# Provided data:
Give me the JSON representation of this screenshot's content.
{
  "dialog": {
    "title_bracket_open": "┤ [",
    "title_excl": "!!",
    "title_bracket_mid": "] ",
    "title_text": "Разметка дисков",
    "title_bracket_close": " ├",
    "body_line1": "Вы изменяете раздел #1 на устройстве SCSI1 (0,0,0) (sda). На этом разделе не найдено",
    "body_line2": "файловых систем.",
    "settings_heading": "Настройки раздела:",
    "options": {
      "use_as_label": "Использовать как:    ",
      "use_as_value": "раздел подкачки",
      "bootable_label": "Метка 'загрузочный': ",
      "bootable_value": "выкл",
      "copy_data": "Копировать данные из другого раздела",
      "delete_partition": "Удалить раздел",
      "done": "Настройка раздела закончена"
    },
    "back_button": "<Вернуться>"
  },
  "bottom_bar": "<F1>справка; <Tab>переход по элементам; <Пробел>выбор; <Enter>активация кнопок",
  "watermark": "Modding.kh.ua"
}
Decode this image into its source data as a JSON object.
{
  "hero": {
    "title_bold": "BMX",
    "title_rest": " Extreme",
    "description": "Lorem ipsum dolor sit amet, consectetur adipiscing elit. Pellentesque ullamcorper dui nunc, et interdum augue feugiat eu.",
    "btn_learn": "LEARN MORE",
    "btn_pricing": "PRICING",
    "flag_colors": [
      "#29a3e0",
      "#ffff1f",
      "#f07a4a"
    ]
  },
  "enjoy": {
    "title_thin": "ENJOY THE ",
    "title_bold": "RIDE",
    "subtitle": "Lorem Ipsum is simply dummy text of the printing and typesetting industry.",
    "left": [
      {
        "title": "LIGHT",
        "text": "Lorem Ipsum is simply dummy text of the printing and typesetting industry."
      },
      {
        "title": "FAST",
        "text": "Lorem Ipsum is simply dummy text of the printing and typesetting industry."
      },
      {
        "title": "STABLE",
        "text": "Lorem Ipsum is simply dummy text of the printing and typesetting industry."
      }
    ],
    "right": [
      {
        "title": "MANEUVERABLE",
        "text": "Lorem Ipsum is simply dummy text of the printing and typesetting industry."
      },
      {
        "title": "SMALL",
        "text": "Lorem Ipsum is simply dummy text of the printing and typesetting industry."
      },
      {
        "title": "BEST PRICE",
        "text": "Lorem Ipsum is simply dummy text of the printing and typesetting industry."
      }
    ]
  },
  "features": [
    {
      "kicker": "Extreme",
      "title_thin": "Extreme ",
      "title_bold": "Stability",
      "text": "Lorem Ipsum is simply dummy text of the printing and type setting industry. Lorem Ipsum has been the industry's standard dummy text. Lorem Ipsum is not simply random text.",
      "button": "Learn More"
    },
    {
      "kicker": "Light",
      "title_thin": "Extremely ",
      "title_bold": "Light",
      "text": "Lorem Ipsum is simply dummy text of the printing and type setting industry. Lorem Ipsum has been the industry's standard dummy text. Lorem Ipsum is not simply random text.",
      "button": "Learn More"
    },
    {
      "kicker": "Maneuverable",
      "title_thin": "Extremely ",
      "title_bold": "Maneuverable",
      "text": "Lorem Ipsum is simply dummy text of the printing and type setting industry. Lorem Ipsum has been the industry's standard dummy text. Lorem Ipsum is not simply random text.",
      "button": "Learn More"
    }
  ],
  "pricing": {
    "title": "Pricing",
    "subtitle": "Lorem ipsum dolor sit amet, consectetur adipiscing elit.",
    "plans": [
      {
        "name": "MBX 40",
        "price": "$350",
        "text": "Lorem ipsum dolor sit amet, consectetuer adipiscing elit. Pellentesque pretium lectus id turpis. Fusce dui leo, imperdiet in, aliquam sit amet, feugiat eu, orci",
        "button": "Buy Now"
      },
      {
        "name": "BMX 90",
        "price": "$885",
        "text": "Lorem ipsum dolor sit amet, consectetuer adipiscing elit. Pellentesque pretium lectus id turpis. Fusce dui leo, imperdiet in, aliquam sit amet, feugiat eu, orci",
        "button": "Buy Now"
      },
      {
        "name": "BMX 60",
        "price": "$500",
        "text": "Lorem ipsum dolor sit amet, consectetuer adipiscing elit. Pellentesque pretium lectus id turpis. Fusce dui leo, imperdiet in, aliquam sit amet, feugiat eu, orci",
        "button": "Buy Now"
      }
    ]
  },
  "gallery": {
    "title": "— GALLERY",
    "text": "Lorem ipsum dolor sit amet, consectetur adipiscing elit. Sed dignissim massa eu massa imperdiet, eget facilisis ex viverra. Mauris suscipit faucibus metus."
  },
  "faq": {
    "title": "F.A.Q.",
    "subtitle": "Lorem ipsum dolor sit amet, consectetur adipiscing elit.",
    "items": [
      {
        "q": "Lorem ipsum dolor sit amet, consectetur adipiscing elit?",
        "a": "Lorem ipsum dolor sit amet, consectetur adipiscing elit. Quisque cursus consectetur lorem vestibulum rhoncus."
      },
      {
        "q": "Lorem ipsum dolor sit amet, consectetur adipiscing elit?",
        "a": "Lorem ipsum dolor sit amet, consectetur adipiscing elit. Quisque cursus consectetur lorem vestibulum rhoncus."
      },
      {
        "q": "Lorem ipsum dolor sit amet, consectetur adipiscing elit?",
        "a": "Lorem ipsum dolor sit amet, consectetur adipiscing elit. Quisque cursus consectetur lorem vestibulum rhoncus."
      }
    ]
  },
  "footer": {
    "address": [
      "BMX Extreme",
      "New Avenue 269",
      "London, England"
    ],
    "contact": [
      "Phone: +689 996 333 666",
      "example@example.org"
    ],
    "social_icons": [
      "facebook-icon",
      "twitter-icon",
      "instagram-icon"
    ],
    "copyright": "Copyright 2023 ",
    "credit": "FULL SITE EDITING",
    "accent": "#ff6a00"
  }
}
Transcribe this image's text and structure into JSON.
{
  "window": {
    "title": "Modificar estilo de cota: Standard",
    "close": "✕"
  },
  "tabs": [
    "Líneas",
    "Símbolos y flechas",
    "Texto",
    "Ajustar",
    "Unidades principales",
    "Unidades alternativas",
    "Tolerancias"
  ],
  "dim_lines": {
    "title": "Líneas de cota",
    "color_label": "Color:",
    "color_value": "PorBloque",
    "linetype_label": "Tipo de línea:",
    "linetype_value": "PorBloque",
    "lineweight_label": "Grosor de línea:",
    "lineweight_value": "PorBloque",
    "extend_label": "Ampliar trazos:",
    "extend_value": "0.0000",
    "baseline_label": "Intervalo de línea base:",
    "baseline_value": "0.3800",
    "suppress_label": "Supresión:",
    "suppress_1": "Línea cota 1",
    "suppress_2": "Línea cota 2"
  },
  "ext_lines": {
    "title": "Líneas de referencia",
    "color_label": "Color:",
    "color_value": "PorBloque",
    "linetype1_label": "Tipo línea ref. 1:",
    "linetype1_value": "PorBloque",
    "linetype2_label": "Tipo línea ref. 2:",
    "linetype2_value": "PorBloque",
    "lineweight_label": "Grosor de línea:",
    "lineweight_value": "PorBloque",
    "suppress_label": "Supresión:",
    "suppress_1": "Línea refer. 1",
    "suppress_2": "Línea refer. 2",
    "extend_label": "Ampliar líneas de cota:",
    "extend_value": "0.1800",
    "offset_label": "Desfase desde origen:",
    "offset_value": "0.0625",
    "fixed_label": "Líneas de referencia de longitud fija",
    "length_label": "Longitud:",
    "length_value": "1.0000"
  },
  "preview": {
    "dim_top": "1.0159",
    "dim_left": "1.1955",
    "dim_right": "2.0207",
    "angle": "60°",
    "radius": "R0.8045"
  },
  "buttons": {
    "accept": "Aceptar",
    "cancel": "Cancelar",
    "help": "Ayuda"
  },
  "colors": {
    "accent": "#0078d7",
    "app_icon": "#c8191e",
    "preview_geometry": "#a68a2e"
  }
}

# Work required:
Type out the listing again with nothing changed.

# Output below:
Give me the JSON representation of this screenshot's content.
{
  "dialog": {
    "title_bracket_open": "┤ [",
    "title_excl": "!!",
    "title_bracket_mid": "] ",
    "title_text": "Разметка дисков",
    "title_bracket_close": " ├",
    "body_line1": "Вы изменяете раздел #1 на устройстве SCSI1 (0,0,0) (sda). На этом разделе не найдено",
    "body_line2": "файловых систем.",
    "settings_heading": "Настройки раздела:",
    "options": {
      "use_as_label": "Использовать как:    ",
      "use_as_value": "раздел подкачки",
      "bootable_label": "Метка 'загрузочный': ",
      "bootable_value": "выкл",
      "copy_data": "Копировать данные из другого раздела",
      "delete_partition": "Удалить раздел",
      "done": "Настройка раздела закончена"
    },
    "back_button": "<Вернуться>"
  },
  "bottom_bar": "<F1>справка; <Tab>переход по элементам; <Пробел>выбор; <Enter>активация кнопок",
  "watermark": "Modding.kh.ua"
}
Decode this image into its source data as a JSON object.
{
  "hero": {
    "title_bold": "BMX",
    "title_rest": " Extreme",
    "description": "Lorem ipsum dolor sit amet, consectetur adipiscing elit. Pellentesque ullamcorper dui nunc, et interdum augue feugiat eu.",
    "btn_learn": "LEARN MORE",
    "btn_pricing": "PRICING",
    "flag_colors": [
      "#29a3e0",
      "#ffff1f",
      "#f07a4a"
    ]
  },
  "enjoy": {
    "title_thin": "ENJOY THE ",
    "title_bold": "RIDE",
    "subtitle": "Lorem Ipsum is simply dummy text of the printing and typesetting industry.",
    "left": [
      {
        "title": "LIGHT",
        "text": "Lorem Ipsum is simply dummy text of the printing and typesetting industry."
      },
      {
        "title": "FAST",
        "text": "Lorem Ipsum is simply dummy text of the printing and typesetting industry."
      },
      {
        "title": "STABLE",
        "text": "Lorem Ipsum is simply dummy text of the printing and typesetting industry."
      }
    ],
    "right": [
      {
        "title": "MANEUVERABLE",
        "text": "Lorem Ipsum is simply dummy text of the printing and typesetting industry."
      },
      {
        "title": "SMALL",
        "text": "Lorem Ipsum is simply dummy text of the printing and typesetting industry."
      },
      {
        "title": "BEST PRICE",
        "text": "Lorem Ipsum is simply dummy text of the printing and typesetting industry."
      }
    ]
  },
  "features": [
    {
      "kicker": "Extreme",
      "title_thin": "Extreme ",
      "title_bold": "Stability",
      "text": "Lorem Ipsum is simply dummy text of the printing and type setting industry. Lorem Ipsum has been the industry's standard dummy text. Lorem Ipsum is not simply random text.",
      "button": "Learn More"
    },
    {
      "kicker": "Light",
      "title_thin": "Extremely ",
      "title_bold": "Light",
      "text": "Lorem Ipsum is simply dummy text of the printing and type setting industry. Lorem Ipsum has been the industry's standard dummy text. Lorem Ipsum is not simply random text.",
      "button": "Learn More"
    },
    {
      "kicker": "Maneuverable",
      "title_thin": "Extremely ",
      "title_bold": "Maneuverable",
      "text": "Lorem Ipsum is simply dummy text of the printing and type setting industry. Lorem Ipsum has been the industry's standard dummy text. Lorem Ipsum is not simply random text.",
      "button": "Learn More"
    }
  ],
  "pricing": {
    "title": "Pricing",
    "subtitle": "Lorem ipsum dolor sit amet, consectetur adipiscing elit.",
    "plans": [
      {
        "name": "MBX 40",
        "price": "$350",
        "text": "Lorem ipsum dolor sit amet, consectetuer adipiscing elit. Pellentesque pretium lectus id turpis. Fusce dui leo, imperdiet in, aliquam sit amet, feugiat eu, orci",
        "button": "Buy Now"
      },
      {
        "name": "BMX 90",
        "price": "$885",
        "text": "Lorem ipsum dolor sit amet, consectetuer adipiscing elit. Pellentesque pretium lectus id turpis. Fusce dui leo, imperdiet in, aliquam sit amet, feugiat eu, orci",
        "button": "Buy Now"
      },
      {
        "name": "BMX 60",
        "price": "$500",
        "text": "Lorem ipsum dolor sit amet, consectetuer adipiscing elit. Pellentesque pretium lectus id turpis. Fusce dui leo, imperdiet in, aliquam sit amet, feugiat eu, orci",
        "button": "Buy Now"
      }
    ]
  },
  "gallery": {
    "title": "— GALLERY",
    "text": "Lorem ipsum dolor sit amet, consectetur adipiscing elit. Sed dignissim massa eu massa imperdiet, eget facilisis ex viverra. Mauris suscipit faucibus metus."
  },
  "faq": {
    "title": "F.A.Q.",
    "subtitle": "Lorem ipsum dolor sit amet, consectetur adipiscing elit.",
    "items": [
      {
        "q": "Lorem ipsum dolor sit amet, consectetur adipiscing elit?",
        "a": "Lorem ipsum dolor sit amet, consectetur adipiscing elit. Quisque cursus consectetur lorem vestibulum rhoncus."
      },
      {
        "q": "Lorem ipsum dolor sit amet, consectetur adipiscing elit?",
        "a": "Lorem ipsum dolor sit amet, consectetur adipiscing elit. Quisque cursus consectetur lorem vestibulum rhoncus."
      },
      {
        "q": "Lorem ipsum dolor sit amet, consectetur adipiscing elit?",
        "a": "Lorem ipsum dolor sit amet, consectetur adipiscing elit. Quisque cursus consectetur lorem vestibulum rhoncus."
      }
    ]
  },
  "footer": {
    "address": [
      "BMX Extreme",
      "New Avenue 269",
      "London, England"
    ],
    "contact": [
      "Phone: +689 996 333 666",
      "example@example.org"
    ],
    "social_icons": [
      "facebook-icon",
      "twitter-icon",
      "instagram-icon"
    ],
    "copyright": "Copyright 2023 ",
    "credit": "FULL SITE EDITING",
    "accent": "#ff6a00"
  }
}
Transcribe this image's text and structure into JSON.
{
  "window": {
    "title": "Modificar estilo de cota: Standard",
    "close": "✕"
  },
  "tabs": [
    "Líneas",
    "Símbolos y flechas",
    "Texto",
    "Ajustar",
    "Unidades principales",
    "Unidades alternativas",
    "Tolerancias"
  ],
  "dim_lines": {
    "title": "Líneas de cota",
    "color_label": "Color:",
    "color_value": "PorBloque",
    "linetype_label": "Tipo de línea:",
    "linetype_value": "PorBloque",
    "lineweight_label": "Grosor de línea:",
    "lineweight_value": "PorBloque",
    "extend_label": "Ampliar trazos:",
    "extend_value": "0.0000",
    "baseline_label": "Intervalo de línea base:",
    "baseline_value": "0.3800",
    "suppress_label": "Supresión:",
    "suppress_1": "Línea cota 1",
    "suppress_2": "Línea cota 2"
  },
  "ext_lines": {
    "title": "Líneas de referencia",
    "color_label": "Color:",
    "color_value": "PorBloque",
    "linetype1_label": "Tipo línea ref. 1:",
    "linetype1_value": "PorBloque",
    "linetype2_label": "Tipo línea ref. 2:",
    "linetype2_value": "PorBloque",
    "lineweight_label": "Grosor de línea:",
    "lineweight_value": "PorBloque",
    "suppress_label": "Supresión:",
    "suppress_1": "Línea refer. 1",
    "suppress_2": "Línea refer. 2",
    "extend_label": "Ampliar líneas de cota:",
    "extend_value": "0.1800",
    "offset_label": "Desfase desde origen:",
    "offset_value": "0.0625",
    "fixed_label": "Líneas de referencia de longitud fija",
    "length_label": "Longitud:",
    "length_value": "1.0000"
  },
  "preview": {
    "dim_top": "1.0159",
    "dim_left": "1.1955",
    "dim_right": "2.0207",
    "angle": "60°",
    "radius": "R0.8045"
  },
  "buttons": {
    "accept": "Aceptar",
    "cancel": "Cancelar",
    "help": "Ayuda"
  },
  "colors": {
    "accent": "#0078d7",
    "app_icon": "#c8191e",
    "preview_geometry": "#a68a2e"
  }
}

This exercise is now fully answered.